Whichever lines include the word "with", copy them as they appear in the data.

Dataset rows describing interfaces:
* * * *

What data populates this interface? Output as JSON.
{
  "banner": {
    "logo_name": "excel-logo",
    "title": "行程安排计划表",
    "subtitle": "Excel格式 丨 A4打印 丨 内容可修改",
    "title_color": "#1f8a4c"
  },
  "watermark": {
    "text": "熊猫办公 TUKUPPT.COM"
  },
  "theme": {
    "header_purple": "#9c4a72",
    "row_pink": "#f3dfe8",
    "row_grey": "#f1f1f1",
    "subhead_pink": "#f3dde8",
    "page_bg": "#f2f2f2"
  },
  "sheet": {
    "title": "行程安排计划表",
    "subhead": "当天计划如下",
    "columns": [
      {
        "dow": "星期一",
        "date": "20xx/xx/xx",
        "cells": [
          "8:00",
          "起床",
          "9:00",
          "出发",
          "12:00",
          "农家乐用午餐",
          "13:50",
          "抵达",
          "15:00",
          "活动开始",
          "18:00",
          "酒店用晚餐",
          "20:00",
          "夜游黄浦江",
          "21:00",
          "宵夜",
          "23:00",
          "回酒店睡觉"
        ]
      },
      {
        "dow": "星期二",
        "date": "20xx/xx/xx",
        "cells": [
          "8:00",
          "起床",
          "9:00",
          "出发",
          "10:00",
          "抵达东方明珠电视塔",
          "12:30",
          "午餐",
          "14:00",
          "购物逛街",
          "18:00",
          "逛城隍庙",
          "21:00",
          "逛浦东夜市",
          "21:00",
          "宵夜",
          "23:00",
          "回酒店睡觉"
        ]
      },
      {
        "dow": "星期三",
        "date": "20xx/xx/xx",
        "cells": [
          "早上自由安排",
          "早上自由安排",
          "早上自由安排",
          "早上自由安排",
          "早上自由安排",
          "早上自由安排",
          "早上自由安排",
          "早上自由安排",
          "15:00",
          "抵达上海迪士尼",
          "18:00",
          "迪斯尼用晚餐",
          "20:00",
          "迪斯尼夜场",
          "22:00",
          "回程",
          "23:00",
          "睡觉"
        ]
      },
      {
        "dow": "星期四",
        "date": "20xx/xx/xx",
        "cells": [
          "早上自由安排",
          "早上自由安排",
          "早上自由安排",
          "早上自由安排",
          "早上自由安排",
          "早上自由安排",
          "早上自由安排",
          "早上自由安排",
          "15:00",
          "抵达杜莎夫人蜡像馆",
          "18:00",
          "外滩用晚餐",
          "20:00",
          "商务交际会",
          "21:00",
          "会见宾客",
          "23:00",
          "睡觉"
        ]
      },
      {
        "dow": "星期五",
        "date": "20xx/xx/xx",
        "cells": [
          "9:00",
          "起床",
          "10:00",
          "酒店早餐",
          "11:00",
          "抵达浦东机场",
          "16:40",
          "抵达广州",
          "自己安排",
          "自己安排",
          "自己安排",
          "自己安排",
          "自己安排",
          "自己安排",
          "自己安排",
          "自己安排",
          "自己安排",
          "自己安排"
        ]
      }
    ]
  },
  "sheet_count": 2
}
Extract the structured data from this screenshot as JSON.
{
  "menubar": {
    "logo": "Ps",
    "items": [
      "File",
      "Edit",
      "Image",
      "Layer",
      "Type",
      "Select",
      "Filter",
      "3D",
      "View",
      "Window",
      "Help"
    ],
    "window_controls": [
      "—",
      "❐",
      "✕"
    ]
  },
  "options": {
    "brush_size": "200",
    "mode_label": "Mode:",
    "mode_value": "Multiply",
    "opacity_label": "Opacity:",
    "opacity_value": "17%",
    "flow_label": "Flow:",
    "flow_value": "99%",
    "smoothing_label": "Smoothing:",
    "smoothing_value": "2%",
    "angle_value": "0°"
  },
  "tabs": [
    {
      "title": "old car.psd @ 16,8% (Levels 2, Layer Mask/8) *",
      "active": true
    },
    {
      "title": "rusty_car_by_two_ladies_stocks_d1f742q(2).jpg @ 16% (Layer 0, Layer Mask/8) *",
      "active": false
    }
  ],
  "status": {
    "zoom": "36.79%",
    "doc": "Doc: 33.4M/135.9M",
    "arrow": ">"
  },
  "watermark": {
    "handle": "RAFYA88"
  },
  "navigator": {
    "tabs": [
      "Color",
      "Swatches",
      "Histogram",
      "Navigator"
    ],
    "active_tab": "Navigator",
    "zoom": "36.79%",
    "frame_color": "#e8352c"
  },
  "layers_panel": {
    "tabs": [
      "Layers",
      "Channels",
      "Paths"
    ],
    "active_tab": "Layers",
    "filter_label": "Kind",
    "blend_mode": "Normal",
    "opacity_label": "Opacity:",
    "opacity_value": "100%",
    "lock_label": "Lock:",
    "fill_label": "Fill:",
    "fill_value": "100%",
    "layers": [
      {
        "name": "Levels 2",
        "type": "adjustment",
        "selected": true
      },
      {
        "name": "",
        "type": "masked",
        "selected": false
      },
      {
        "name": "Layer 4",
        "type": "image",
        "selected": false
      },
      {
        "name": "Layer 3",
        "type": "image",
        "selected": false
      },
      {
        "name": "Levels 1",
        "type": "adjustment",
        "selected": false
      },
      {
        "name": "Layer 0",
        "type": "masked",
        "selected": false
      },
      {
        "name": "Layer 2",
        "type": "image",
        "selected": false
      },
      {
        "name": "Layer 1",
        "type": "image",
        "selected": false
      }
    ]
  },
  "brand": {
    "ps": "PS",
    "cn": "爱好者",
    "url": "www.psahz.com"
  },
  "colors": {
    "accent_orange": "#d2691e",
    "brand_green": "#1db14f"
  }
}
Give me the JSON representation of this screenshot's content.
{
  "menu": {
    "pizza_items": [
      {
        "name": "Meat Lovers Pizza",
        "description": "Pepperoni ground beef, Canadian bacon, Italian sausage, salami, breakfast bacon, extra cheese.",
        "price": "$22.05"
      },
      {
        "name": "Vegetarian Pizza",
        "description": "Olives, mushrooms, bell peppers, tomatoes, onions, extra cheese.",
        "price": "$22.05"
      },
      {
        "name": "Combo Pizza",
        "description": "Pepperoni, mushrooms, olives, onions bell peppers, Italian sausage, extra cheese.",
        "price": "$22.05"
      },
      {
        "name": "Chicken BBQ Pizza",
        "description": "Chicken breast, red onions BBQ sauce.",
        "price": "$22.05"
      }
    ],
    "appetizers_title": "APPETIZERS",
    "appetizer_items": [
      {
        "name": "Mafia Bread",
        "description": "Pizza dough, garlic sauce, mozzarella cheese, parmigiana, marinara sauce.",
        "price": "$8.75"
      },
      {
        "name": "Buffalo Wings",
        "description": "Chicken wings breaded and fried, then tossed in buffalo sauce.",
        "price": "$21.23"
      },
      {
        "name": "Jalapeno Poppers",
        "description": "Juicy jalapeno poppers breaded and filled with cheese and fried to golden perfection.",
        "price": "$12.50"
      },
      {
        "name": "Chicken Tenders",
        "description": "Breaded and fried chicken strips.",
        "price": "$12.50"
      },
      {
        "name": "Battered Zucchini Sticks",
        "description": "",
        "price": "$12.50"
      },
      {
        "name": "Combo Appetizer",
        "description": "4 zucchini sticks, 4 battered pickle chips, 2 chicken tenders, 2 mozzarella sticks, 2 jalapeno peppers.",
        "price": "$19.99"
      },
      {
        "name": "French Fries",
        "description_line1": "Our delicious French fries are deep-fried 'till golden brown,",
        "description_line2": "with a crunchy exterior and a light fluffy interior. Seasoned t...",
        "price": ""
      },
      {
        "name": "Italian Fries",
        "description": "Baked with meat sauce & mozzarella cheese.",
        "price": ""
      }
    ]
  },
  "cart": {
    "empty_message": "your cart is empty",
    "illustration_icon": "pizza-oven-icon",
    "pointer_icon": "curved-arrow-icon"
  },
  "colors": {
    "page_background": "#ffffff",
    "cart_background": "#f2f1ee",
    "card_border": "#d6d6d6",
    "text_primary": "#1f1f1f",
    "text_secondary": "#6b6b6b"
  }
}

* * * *

_Written solution:_
        "description": "Juicy jalapeno poppers breaded and filled with cheese and fried to golden perfection.",
        "description_line2": "with a crunchy exterior and a light fluffy interior. Seasoned t...",
        "description": "Baked with meat sauce & mozzarella cheese.",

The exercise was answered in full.